Exercise objective -> The required answer is every line of the data containing the word "heart".

Source data ->
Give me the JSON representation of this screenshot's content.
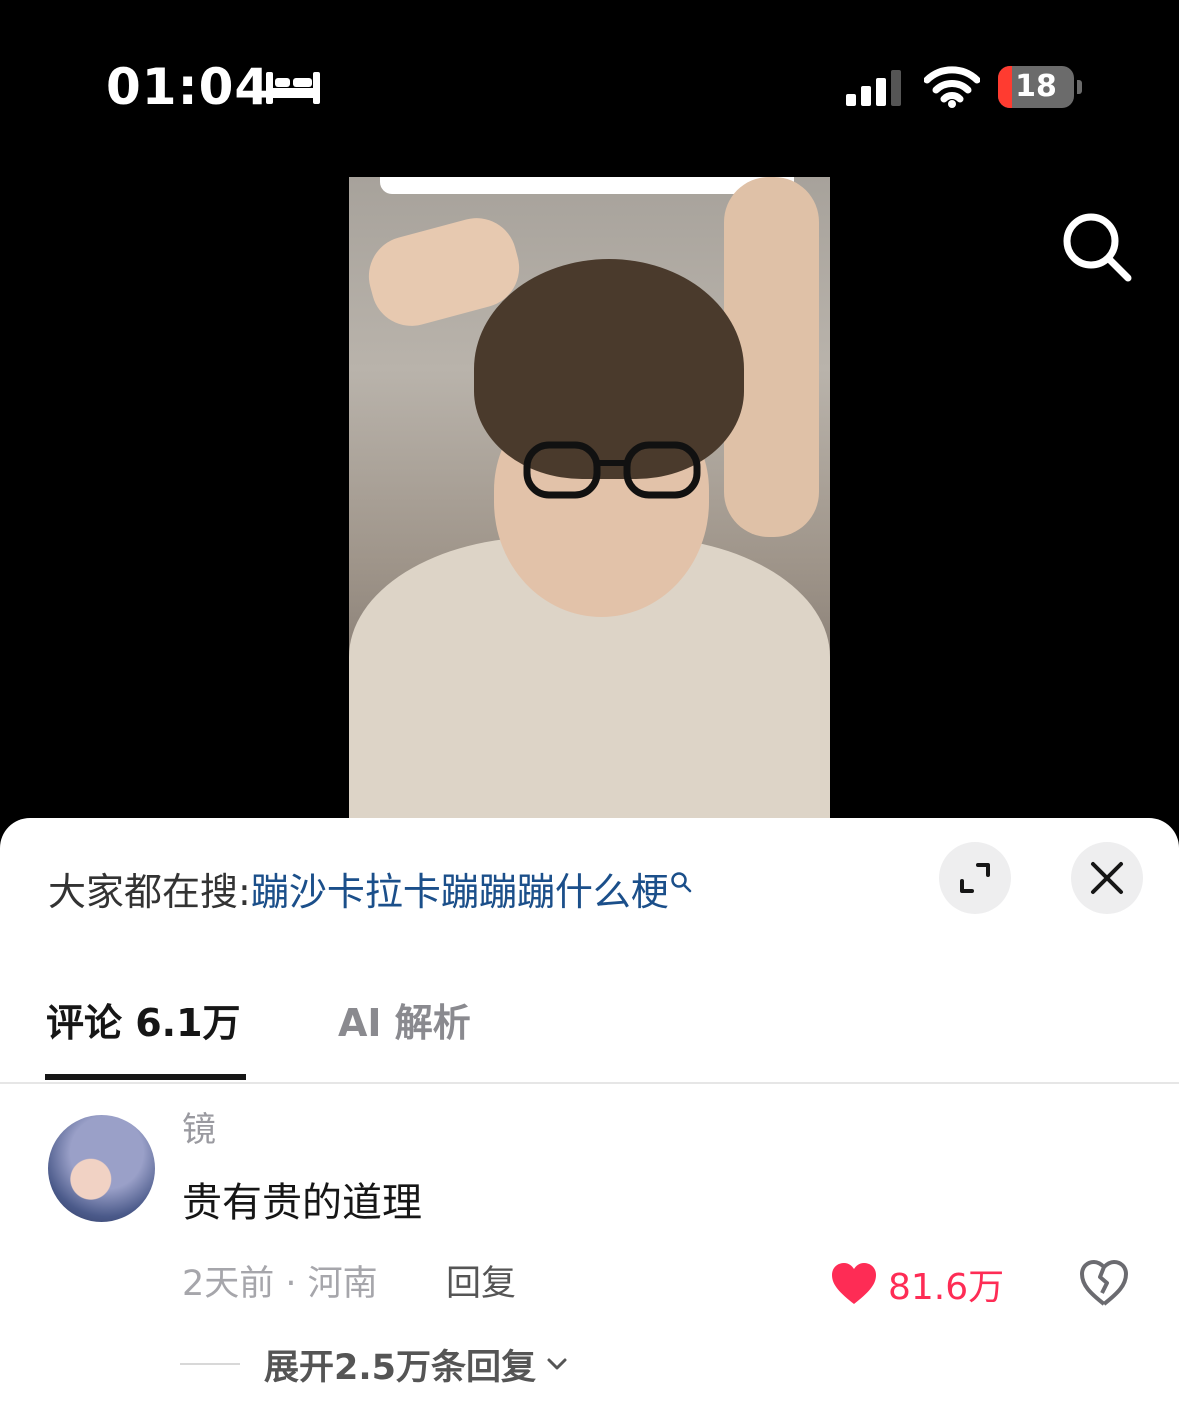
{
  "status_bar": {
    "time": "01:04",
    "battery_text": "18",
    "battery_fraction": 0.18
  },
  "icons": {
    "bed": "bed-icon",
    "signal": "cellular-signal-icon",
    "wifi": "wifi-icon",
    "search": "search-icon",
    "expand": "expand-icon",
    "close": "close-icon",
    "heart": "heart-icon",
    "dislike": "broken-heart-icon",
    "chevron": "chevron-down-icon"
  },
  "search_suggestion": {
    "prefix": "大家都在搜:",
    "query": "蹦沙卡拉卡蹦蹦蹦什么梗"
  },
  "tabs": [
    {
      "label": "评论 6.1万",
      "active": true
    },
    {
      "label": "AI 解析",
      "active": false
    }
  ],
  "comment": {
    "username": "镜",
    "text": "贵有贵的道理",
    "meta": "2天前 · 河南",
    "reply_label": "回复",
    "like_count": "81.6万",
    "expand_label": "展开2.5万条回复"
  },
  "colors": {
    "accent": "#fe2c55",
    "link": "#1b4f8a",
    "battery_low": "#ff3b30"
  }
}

Solved problem ->
    "heart": "heart-icon",
    "dislike": "broken-heart-icon",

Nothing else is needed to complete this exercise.